Welcome to my academic site. I'm a doctoral candidate in the Graduate School of Geography at Clark University in Worcester, Massachusetts. My research examines the political economy of nature-society relations, particularly the governance of and resistance to the production and extraction of biophysical resources in the Global South, with a regional focus on mainland Southeast Asia.

A key concern threading through my research, writing, and advocacy is understanding how large-scale political-economic forces that form between resource capital and state authority can transform the socio-natural landscapes of agrarian regions in developing countries, and what types of social forces, such as popular resistance, can counteract and even reverse such trends.

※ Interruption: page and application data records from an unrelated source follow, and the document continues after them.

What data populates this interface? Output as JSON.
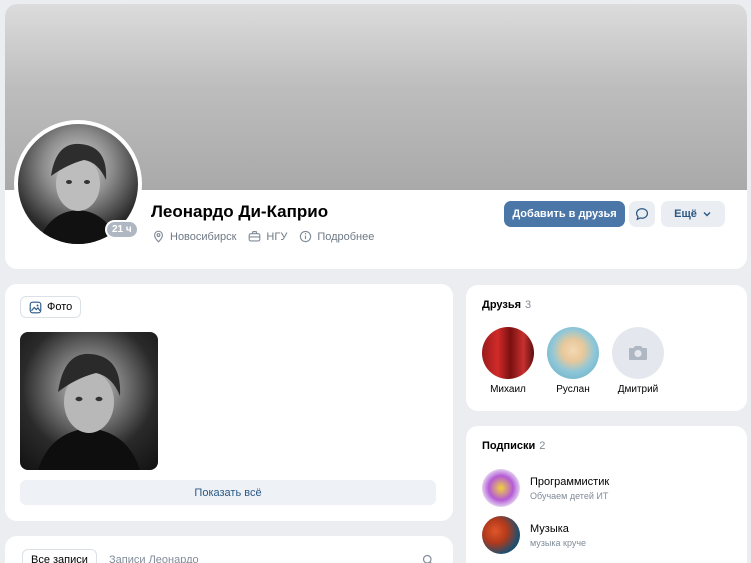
{
  "profile": {
    "name": "Леонардо Ди-Каприо",
    "last_seen": "21 ч",
    "city": "Новосибирск",
    "education": "НГУ",
    "more_info": "Подробнее",
    "add_friend_label": "Добавить в друзья",
    "more_label": "Ещё"
  },
  "photos": {
    "tag_label": "Фото",
    "show_all_label": "Показать всё"
  },
  "wall": {
    "tab_all": "Все записи",
    "tab_own": "Записи Леонардо"
  },
  "friends": {
    "title": "Друзья",
    "count": "3",
    "items": [
      {
        "name": "Михаил"
      },
      {
        "name": "Руслан"
      },
      {
        "name": "Дмитрий"
      }
    ]
  },
  "subscriptions": {
    "title": "Подписки",
    "count": "2",
    "items": [
      {
        "name": "Программистик",
        "description": "Обучаем детей ИТ"
      },
      {
        "name": "Музыка",
        "description": "музыка круче"
      }
    ]
  },
  "colors": {
    "accent": "#4a76a8",
    "link": "#2a5885",
    "background": "#ebedf0"
  }
}
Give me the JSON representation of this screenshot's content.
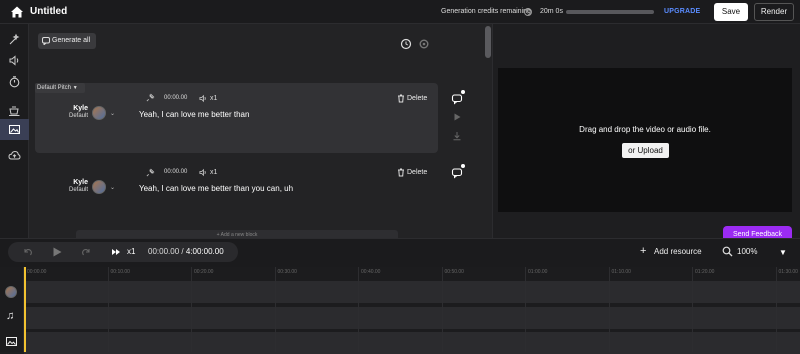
{
  "header": {
    "title": "Untitled",
    "credits_label": "Generation credits remaining",
    "help": "?",
    "credits_time": "20m 0s",
    "credits_fraction": 1.0,
    "upgrade": "UPGRADE",
    "save": "Save",
    "render": "Render"
  },
  "left_rail": {
    "items": [
      "magic-icon",
      "volume-icon",
      "timer-icon",
      "coffee-icon",
      "image-icon",
      "cloud-upload-icon"
    ],
    "active_index": 4
  },
  "editor": {
    "generate_all": "Generate all",
    "pitch_label": "Default Pitch",
    "blocks": [
      {
        "speaker": "Kyle",
        "voice_style": "Default",
        "timestamp": "00:00.00",
        "speed": "x1",
        "delete": "Delete",
        "text": "Yeah, I can love me better than"
      },
      {
        "speaker": "Kyle",
        "voice_style": "Default",
        "timestamp": "00:00.00",
        "speed": "x1",
        "delete": "Delete",
        "text": "Yeah, I can love me better than you can, uh"
      }
    ],
    "add_block": "+ Add a new block"
  },
  "preview": {
    "drop_text": "Drag and drop the video or audio file.",
    "upload": "or Upload",
    "feedback": "Send Feedback"
  },
  "transport": {
    "speed": "x1",
    "current_time": "00:00.00",
    "separator": "/",
    "total_time": "4:00:00.00",
    "add_resource": "Add resource",
    "zoom": "100%"
  },
  "timeline": {
    "ticks": [
      "00:00.00",
      "00:10.00",
      "00:20.00",
      "00:30.00",
      "00:40.00",
      "00:50.00",
      "01:00.00",
      "01:10.00",
      "01:20.00",
      "01:30.00"
    ]
  },
  "colors": {
    "accent_blue": "#5a8cff",
    "feedback_purple": "#9b2bf3",
    "playhead": "#f2c230"
  }
}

In my own dissertation fieldwork that I am currently conducting, I investigate how peasant resistance strategies alter the course of land acquisitions for Vietnamese and Chinese tree plantation investments in central-southern Laos. In particular, I'm interested in how different types of triangular relationships between investors, state agencies, and farming communities affect the potential for resistance in politically restrictive environments.